  • a.Caring and appreciative

    By apologising for something unpopular in one of her novels, she shows that she cares about her fans. She is also referring to an exciting event in one of the books, which might entice new readers to investigate further.

  • b.Champion for the repressed

    She is using her ‘celebrity’ to showcase women’s art and demonstrate her support for the repressed.

  • c.Strong willed

    By responding to her detractors, she demonstrates that she is strong and clear about what she believes in.

  • d.Not afraid of expressing her opinions

    Another opportunity to draw attention to repression – she clearly has strong political views.

A key element of J K Rowling’s tweets is that they are consistent and clearly reflect her personal brand. The reader is clear about what she stands for and so can form an informed opinion about whether they support her or disagree with her viewpoint.

In a career context, your tweets can similarly impact on how an employer perceives you and whether they want to work with you.

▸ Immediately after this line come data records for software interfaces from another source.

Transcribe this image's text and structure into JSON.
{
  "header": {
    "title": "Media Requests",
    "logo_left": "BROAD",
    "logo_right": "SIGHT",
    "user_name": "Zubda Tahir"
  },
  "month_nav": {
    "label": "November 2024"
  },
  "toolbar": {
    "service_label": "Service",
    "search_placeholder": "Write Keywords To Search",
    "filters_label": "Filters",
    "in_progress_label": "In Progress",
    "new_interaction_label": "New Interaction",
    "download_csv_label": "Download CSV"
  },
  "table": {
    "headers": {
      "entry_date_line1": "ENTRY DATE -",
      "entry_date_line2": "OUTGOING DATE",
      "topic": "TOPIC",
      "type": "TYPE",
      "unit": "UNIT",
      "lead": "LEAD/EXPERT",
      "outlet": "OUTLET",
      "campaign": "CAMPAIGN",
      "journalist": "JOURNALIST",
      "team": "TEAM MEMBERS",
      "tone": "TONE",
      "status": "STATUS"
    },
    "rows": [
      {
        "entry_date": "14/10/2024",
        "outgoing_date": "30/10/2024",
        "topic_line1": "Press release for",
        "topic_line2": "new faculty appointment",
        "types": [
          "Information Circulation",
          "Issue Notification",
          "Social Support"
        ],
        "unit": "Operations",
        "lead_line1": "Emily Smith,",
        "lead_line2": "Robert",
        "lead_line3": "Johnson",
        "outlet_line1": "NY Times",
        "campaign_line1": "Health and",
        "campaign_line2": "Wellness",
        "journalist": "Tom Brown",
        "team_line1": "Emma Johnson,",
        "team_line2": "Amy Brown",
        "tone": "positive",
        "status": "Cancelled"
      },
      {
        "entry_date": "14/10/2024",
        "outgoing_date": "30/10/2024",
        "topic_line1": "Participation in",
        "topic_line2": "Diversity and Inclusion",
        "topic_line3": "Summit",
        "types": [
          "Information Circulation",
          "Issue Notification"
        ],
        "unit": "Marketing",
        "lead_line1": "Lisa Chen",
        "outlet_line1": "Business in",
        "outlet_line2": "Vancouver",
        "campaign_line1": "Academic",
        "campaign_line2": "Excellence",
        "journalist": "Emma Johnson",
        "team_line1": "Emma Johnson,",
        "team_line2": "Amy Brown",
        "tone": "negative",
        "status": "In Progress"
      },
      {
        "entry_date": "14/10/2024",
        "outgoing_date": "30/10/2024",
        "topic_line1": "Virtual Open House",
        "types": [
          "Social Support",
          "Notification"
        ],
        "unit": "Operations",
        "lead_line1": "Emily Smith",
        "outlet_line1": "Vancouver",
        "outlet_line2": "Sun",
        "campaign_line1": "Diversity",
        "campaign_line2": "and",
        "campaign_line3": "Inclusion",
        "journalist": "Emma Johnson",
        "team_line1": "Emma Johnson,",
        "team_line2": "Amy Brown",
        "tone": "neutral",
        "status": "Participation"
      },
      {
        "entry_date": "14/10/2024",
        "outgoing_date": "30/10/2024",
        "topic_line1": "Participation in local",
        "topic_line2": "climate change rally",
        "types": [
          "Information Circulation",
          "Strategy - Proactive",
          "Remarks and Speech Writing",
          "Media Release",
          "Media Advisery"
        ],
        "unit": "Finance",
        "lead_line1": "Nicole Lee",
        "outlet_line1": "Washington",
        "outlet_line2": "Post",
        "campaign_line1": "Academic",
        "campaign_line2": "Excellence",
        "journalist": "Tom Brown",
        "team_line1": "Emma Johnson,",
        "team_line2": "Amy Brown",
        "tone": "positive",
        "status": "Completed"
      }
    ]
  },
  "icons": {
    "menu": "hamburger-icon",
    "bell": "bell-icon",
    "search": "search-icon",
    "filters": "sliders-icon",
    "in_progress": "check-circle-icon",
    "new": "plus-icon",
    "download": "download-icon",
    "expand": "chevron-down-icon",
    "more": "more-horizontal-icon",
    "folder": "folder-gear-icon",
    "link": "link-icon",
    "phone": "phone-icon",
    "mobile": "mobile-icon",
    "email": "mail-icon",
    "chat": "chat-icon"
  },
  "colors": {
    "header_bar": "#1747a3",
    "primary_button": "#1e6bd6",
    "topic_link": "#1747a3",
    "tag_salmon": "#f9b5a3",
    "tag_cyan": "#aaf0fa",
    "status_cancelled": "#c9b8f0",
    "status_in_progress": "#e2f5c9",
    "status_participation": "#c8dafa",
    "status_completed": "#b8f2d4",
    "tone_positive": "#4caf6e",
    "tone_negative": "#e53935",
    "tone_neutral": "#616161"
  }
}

So, while the celebrity brand is probably a step beyond where you hope to position yourself, there are several things we can learn and borrow from their approach. In the next section you’ll look at an individual who has a particularly strong personal brand and explore what happens when a brand works well.